09 May 2011, 23:10
Author of the book about native of Chechnya convicted for terrorism dedicated it to Anna Politkovskaya
The presentation of the book by Zoya Svetova "Innocent Is Found Guilty" about the scientist Igor Sutyagin, accused of espionage, and the Chechen girl Zara Murtazalieva, convicted for terrorism, was attended by about a hundred persons; half of them were journalists of Russian and foreign mass media. As it turned out later, some visitors could not get into the hall and waited outside hoping to get an autograph from the author of the book. According to Zoya Svetova, she dedicated her book to Anna Politkovskaya.
The presentation held at the Cultural Centre "Pokrovskie Vorota" in Moscow on April 27 was attended by Oleg Orlov, Chairman of the Board of the Human Rights Centre (HRC) "Memorial"; Friederike Behr, a researcher of the Amnesty International in Russia; Andrei Erofeev, an arts historian; Sergey Pashin, a retired federal judge; Tamara Morschakova, an adviser to the Constitutional Court and an the author of the law on juries; Boris Zolotukhin, a well-known lawyer and the author of the concept of judicial reform; lawyers Karinna Moskalenko and Viktor Parshutkin; and Liudmila Ulitskaya, a well-known writer and the author of the preface to the book.

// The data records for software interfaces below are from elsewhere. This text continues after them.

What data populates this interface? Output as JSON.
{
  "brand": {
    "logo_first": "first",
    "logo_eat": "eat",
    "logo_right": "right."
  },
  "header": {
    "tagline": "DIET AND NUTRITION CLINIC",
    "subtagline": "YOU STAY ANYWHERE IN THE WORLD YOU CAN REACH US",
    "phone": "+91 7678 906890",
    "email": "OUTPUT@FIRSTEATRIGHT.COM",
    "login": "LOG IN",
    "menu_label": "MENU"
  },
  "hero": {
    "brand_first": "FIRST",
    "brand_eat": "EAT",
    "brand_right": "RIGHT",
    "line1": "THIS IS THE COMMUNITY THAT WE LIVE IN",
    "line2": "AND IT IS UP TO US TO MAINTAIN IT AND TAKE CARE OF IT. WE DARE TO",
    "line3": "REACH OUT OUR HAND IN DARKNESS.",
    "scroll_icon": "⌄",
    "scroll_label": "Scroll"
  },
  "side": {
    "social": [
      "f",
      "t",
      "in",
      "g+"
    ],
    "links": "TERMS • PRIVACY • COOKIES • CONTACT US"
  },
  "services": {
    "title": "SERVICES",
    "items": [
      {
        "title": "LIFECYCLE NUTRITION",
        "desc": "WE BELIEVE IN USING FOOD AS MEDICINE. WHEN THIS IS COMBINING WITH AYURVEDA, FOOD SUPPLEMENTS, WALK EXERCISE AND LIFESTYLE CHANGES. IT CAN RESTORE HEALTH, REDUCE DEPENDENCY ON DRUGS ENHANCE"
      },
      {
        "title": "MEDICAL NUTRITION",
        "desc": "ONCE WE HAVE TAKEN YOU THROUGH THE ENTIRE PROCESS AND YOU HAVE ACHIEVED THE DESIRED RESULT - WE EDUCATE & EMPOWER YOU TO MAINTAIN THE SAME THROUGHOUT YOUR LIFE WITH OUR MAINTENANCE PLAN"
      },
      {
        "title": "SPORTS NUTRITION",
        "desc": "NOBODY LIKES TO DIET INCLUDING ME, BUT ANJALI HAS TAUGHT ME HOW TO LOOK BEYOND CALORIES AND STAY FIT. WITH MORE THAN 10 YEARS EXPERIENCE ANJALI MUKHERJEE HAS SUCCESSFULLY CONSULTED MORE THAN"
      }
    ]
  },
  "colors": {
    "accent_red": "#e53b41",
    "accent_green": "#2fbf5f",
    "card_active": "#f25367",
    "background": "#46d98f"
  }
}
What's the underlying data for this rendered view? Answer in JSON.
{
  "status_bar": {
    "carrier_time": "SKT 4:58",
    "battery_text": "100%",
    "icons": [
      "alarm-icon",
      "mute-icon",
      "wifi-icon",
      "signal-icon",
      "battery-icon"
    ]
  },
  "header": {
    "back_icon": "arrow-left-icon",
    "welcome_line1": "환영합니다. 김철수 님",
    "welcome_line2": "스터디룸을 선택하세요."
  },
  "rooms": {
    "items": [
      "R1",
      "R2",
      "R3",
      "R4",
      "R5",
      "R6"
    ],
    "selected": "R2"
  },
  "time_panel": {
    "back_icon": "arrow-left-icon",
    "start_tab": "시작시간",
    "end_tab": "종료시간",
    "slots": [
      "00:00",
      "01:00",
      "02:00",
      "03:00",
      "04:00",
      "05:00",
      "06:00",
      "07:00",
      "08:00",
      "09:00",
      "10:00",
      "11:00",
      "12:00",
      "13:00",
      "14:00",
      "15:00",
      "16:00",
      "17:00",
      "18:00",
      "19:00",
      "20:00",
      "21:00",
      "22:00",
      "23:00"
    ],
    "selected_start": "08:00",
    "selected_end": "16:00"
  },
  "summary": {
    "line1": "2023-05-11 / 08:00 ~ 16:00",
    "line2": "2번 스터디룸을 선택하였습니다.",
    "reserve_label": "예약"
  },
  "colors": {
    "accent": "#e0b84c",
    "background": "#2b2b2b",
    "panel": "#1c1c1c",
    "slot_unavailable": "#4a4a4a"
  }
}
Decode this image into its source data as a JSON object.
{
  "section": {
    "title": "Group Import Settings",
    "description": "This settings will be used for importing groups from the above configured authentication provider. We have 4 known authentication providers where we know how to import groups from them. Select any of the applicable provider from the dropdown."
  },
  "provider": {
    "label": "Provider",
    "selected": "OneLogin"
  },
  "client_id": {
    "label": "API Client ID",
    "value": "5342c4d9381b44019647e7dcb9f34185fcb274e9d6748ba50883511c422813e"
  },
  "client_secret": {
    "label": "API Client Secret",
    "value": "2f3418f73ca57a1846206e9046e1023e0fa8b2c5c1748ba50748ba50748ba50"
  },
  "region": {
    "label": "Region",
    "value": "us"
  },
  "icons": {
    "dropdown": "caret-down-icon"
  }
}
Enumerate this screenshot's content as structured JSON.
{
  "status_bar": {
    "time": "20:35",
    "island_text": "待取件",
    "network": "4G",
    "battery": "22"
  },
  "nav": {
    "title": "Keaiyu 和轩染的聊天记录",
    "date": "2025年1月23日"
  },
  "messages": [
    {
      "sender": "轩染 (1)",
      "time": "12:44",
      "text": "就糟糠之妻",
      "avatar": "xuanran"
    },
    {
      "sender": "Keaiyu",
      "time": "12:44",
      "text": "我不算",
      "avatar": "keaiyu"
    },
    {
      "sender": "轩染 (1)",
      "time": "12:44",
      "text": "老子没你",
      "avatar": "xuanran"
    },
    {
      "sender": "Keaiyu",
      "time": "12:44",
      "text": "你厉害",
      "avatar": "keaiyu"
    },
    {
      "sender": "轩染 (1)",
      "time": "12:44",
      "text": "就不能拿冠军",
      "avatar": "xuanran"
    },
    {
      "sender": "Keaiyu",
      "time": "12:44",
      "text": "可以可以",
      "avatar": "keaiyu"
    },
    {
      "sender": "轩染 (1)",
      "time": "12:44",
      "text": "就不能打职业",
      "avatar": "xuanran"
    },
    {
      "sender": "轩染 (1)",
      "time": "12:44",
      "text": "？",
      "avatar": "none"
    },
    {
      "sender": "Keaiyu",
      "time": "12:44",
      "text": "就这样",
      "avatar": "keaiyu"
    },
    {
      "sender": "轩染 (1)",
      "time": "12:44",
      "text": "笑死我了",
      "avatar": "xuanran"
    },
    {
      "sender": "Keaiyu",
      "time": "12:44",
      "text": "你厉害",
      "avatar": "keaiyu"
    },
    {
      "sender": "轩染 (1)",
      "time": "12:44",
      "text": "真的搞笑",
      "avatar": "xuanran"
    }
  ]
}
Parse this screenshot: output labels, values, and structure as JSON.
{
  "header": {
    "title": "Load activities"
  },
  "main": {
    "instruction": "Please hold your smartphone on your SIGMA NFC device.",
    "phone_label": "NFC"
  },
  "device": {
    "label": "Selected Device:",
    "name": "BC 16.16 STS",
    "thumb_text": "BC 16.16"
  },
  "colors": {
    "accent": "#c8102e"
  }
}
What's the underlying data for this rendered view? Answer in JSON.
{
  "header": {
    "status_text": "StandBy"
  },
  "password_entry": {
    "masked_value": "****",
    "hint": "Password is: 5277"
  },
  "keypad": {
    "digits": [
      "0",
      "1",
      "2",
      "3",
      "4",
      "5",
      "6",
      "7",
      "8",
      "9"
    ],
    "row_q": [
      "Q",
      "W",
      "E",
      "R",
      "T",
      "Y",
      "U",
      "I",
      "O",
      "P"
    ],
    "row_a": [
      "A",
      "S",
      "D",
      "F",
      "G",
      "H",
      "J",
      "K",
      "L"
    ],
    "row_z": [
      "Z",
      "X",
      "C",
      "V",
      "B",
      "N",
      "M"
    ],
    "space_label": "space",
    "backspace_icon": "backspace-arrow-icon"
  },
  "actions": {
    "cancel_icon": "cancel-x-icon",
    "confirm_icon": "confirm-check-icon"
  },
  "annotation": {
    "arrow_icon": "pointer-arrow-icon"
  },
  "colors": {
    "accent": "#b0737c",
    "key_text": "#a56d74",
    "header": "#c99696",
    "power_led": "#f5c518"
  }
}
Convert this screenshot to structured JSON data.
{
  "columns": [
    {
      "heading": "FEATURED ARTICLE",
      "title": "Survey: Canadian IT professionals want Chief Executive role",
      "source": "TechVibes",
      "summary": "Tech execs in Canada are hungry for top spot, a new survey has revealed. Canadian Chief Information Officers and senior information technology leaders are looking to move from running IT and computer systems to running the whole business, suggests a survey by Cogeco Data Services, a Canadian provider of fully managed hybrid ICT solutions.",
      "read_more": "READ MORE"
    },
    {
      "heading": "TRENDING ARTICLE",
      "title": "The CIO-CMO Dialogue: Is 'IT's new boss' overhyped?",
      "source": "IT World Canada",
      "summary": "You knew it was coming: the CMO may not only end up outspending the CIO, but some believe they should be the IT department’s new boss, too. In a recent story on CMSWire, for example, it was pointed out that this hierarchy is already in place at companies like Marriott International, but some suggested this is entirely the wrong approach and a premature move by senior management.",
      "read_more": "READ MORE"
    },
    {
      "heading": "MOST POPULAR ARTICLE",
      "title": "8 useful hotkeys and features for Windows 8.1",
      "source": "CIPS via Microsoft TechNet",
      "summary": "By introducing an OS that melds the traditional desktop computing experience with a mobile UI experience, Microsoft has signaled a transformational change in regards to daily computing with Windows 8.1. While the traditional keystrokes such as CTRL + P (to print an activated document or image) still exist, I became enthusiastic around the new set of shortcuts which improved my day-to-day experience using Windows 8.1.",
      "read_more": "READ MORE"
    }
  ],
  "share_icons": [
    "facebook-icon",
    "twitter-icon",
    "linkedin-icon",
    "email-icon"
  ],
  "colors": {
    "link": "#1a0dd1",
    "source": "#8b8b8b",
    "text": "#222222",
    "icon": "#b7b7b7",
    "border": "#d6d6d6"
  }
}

The book of 223 pages, published by the Publishing House "Vremya", will be distributed on the commercial basis; its first circulation made 1500 copies. Now the book is sold by bookstores in Moscow at a price of 220 roubles. According to Ms Svetova, she hopes that the book will be translated into other languages.
"An articles and a book are two different things. There are things that I can't prove and write in an article. I can imagine how a jury is formed, but I can't write about it in an article - I have no proves. There is only knowledge based on the experience that I accumulated as an observer at litigations," Zoya Svetova told the "Caucasian Knot" correspondent.
According to her story, the main character of her book is a lady - professional judge, whom she called a different name, but her prototype was a real judge, who ran a lot of political trials.
"She tried Sutyagin and Murtazalieva. She's a great professional from the legal point of view; and I'm sure that she knew that these people were not guilty. However, they instruct her to run special political processes. And it was interesting for me to 'get into her skin' and understand why she - knowing in advance and for sure that these people were innocent - still sentenced them to serious terms. I tried to understand the psychology of this person. I wanted to show her as a person who is tormented by her conscience; she sees bad dreams. In spite of being a judge, she's a human," said Svetova.
"Judges in Russia are soldiers of the power. I wanted to show in my book that there is no independent court in this country," said Zoya Svetova.
Lawyer Anna Stavitskaya believes that the book is valuable, since its readers can see through the eyes of a writer, what is happening with the judicial system in Russia. "After such cases as conviction of Sutyagin and Murtazalieva I, being a lawyer, think of quitting the profession, because you can prove nothing. When you see how they use various illegal methods in order to convict your innocent client, while you're helpless, you lose you heart," Anna Stavitskaya, who was present at the presentation of Zoya Svetova's book, told the "Caucasian Knot" correspondent.
Igor Sutyagin, a researcher of the Institute of the USA and Canada, was arrested by the FSB in 1999; and in 2004 the Russian court sentenced him for spying to 15 years of imprisonment. He was accused of transfer of information constituting state secrets to the British consulting firm "Alternative-Futures". The scientist refused to admit his guilt, arguing that he took all the information from open print sources. In July last year Sutyagin and several other prisoners who were serving their terms in Russia were exchanged for a large group of Russian agents, unmasked in the United States.
On May 3, the European Court of Human Rights (ECtHR) ordered Russia to pay 20,000 euros to Igor Sutyagin as compensation of non-pecuniary damage. The communication of the ECtHR states that Russia had violated Mr Sutyagin's right to fair trial and the right to his liberty and safety. The scientist now lives in Great Britain.
The ECtHR has stated that Sutyagin had been awaiting the trial for over 4 years and five months. "If it's true, then we're happy," said Dmitry Sutyagin, Igor's brother, who is quoted by the "Interfax". He noted that the decision about violation of his brother's rights is more important than the compensation of 20,000 euros. "The compensation is secondary; moreover, 20,000 euros for 11 years in prison are not that much money," said Dmitry Sutyagin.
Author: Dmitry Florin; Source: CK correspondent